There are many ways to measure violence, but until the last decade there weren’t any good ways to measure peace. However, as billions more sensors get embedded in our environment every year, and as those sensors become ever better at detecting human social behavior, we can now measure positive interactions between people in real time, all over the world. This is revolutionary, because it enables PeaceTech entrepreneurs to see and understand peaceful behavior between all sorts of groups like never before. That ability, in turn, allows us to design new technologies that promote peaceful interactions, and then validate or redesign these innovations based on empirical measurement. The results are world-changing, and provide the basis for a new theory of preventive defense and positive security. In this talk, Margarita Quihuis and Mark Nelson will offer an overview of these trends and a glimpse into the future.
Margarita Quihuis, Co-Director, Stanford Peace Innovation Lab
Margarita Quihuis’s career has focused on innovation, technology incubation, access to capital, and entrepreneurship. She is a member of the research team at the Stanford Persuasive Tech Lab and formerly the working group for the Stanford/Naval Postgraduate School/US Army Governance Innovation for Security and Development research project. Earlier, she was the first director of the technology incubator Astia, a venture capitalist, a Reuters Fellow at Stanford, and director of RI Labs for Ricoh Innovations.
Mark Nelson, Co-Director, Stanford Peace Innovation Lab

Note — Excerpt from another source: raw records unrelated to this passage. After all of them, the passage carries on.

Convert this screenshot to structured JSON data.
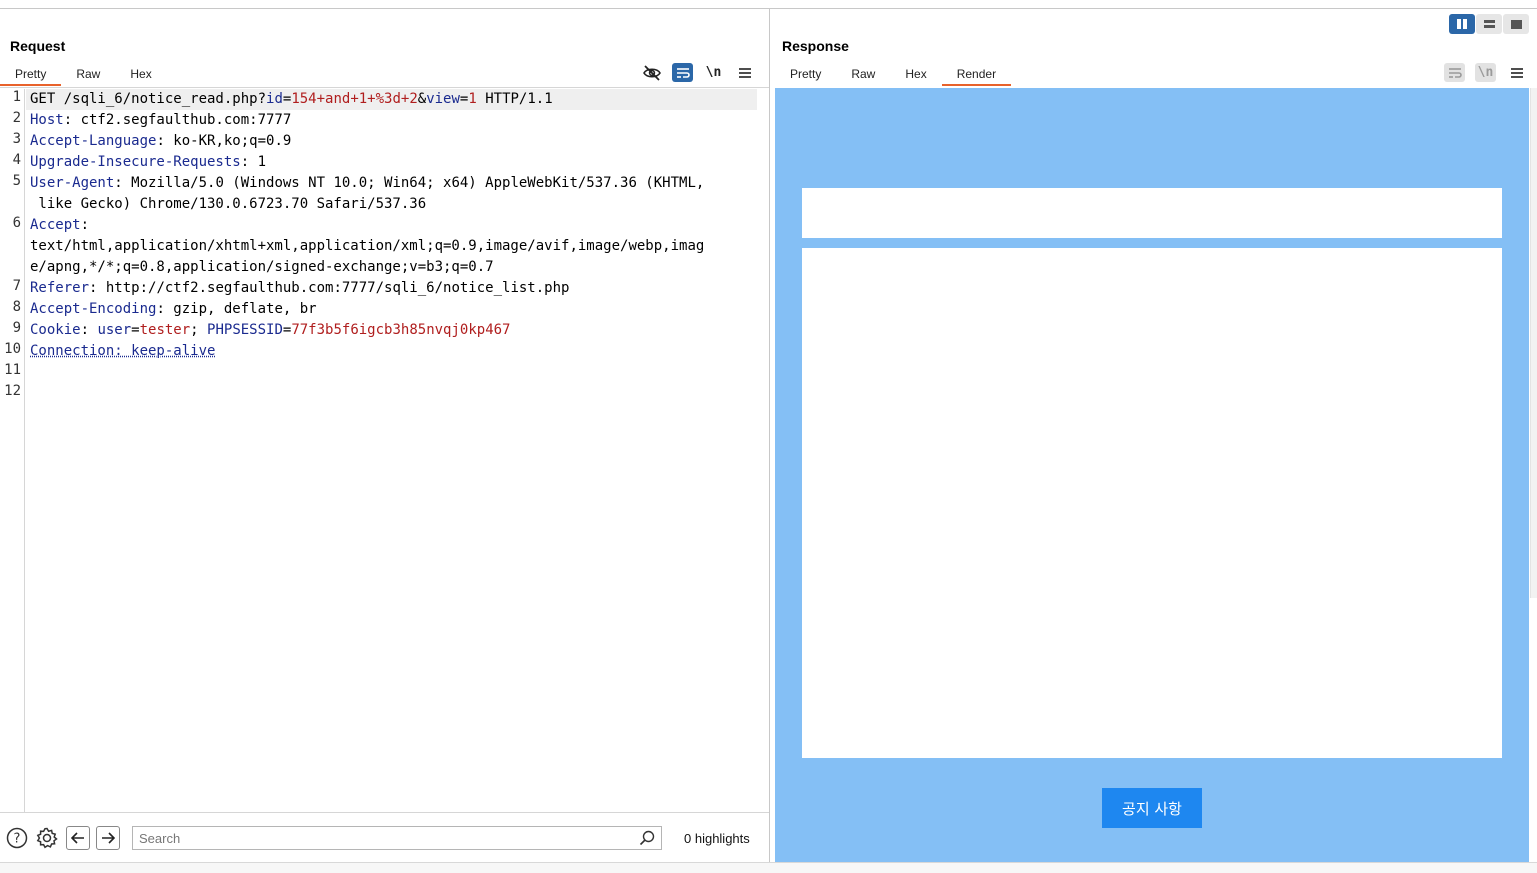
{
  "request": {
    "title": "Request",
    "tabs": [
      "Pretty",
      "Raw",
      "Hex"
    ],
    "active_tab": "Pretty",
    "toolbar": {
      "wrap_label": "\\n"
    },
    "lines": [
      {
        "n": "1",
        "parts": [
          {
            "t": "GET /sqli_6/notice_read.php?",
            "c": ""
          },
          {
            "t": "id",
            "c": "k"
          },
          {
            "t": "=",
            "c": ""
          },
          {
            "t": "154+and+1+%3d+2",
            "c": "v"
          },
          {
            "t": "&",
            "c": ""
          },
          {
            "t": "view",
            "c": "k"
          },
          {
            "t": "=",
            "c": ""
          },
          {
            "t": "1",
            "c": "v"
          },
          {
            "t": " HTTP/1.1",
            "c": ""
          }
        ]
      },
      {
        "n": "2",
        "parts": [
          {
            "t": "Host",
            "c": "k"
          },
          {
            "t": ": ctf2.segfaulthub.com:7777",
            "c": ""
          }
        ]
      },
      {
        "n": "3",
        "parts": [
          {
            "t": "Accept-Language",
            "c": "k"
          },
          {
            "t": ": ko-KR,ko;q=0.9",
            "c": ""
          }
        ]
      },
      {
        "n": "4",
        "parts": [
          {
            "t": "Upgrade-Insecure-Requests",
            "c": "k"
          },
          {
            "t": ": 1",
            "c": ""
          }
        ]
      },
      {
        "n": "5",
        "parts": [
          {
            "t": "User-Agent",
            "c": "k"
          },
          {
            "t": ": Mozilla/5.0 (Windows NT 10.0; Win64; x64) AppleWebKit/537.36 (KHTML,",
            "c": ""
          }
        ]
      },
      {
        "n": "",
        "parts": [
          {
            "t": " like Gecko) Chrome/130.0.6723.70 Safari/537.36",
            "c": ""
          }
        ]
      },
      {
        "n": "6",
        "parts": [
          {
            "t": "Accept",
            "c": "k"
          },
          {
            "t": ":",
            "c": ""
          }
        ]
      },
      {
        "n": "",
        "parts": [
          {
            "t": "text/html,application/xhtml+xml,application/xml;q=0.9,image/avif,image/webp,imag",
            "c": ""
          }
        ]
      },
      {
        "n": "",
        "parts": [
          {
            "t": "e/apng,*/*;q=0.8,application/signed-exchange;v=b3;q=0.7",
            "c": ""
          }
        ]
      },
      {
        "n": "7",
        "parts": [
          {
            "t": "Referer",
            "c": "k"
          },
          {
            "t": ": http://ctf2.segfaulthub.com:7777/sqli_6/notice_list.php",
            "c": ""
          }
        ]
      },
      {
        "n": "8",
        "parts": [
          {
            "t": "Accept-Encoding",
            "c": "k"
          },
          {
            "t": ": gzip, deflate, br",
            "c": ""
          }
        ]
      },
      {
        "n": "9",
        "parts": [
          {
            "t": "Cookie",
            "c": "k"
          },
          {
            "t": ": ",
            "c": ""
          },
          {
            "t": "user",
            "c": "k"
          },
          {
            "t": "=",
            "c": ""
          },
          {
            "t": "tester",
            "c": "v"
          },
          {
            "t": "; ",
            "c": ""
          },
          {
            "t": "PHPSESSID",
            "c": "k"
          },
          {
            "t": "=",
            "c": ""
          },
          {
            "t": "77f3b5f6igcb3h85nvqj0kp467",
            "c": "v"
          }
        ]
      },
      {
        "n": "10",
        "parts": [
          {
            "t": "Connection: keep-alive",
            "c": "k u"
          }
        ]
      },
      {
        "n": "11",
        "parts": []
      },
      {
        "n": "12",
        "parts": []
      }
    ]
  },
  "bottombar": {
    "search_placeholder": "Search",
    "highlights": "0 highlights"
  },
  "response": {
    "title": "Response",
    "tabs": [
      "Pretty",
      "Raw",
      "Hex",
      "Render"
    ],
    "active_tab": "Render",
    "toolbar": {
      "wrap_label": "\\n"
    },
    "render": {
      "button_label": "공지 사항",
      "background": "#84bff5",
      "button_color": "#1e87f0"
    }
  },
  "colors": {
    "accent": "#e8622b",
    "active_tool": "#2b67a8",
    "header_key": "#1a2a8f",
    "header_value": "#b01e1e"
  }
}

Mark Nelson focuses on designing, catalyzing, incentivizing, and generating resources to scale up collective positive human behavior change. He leads the Global OPEN Social Sensor Array project, and designs technology interventions to measurably increase positive, mutually beneficial engagement across conflict boundaries. Nelson is also a researcher at the Stanford Persuasive Tech Lab, where his projects include EPIC Global Challenge. He is a member of Stanford’s Kozmetsky Global Collaboratory.
Free and open to the public. Doors open at 7:00 pm.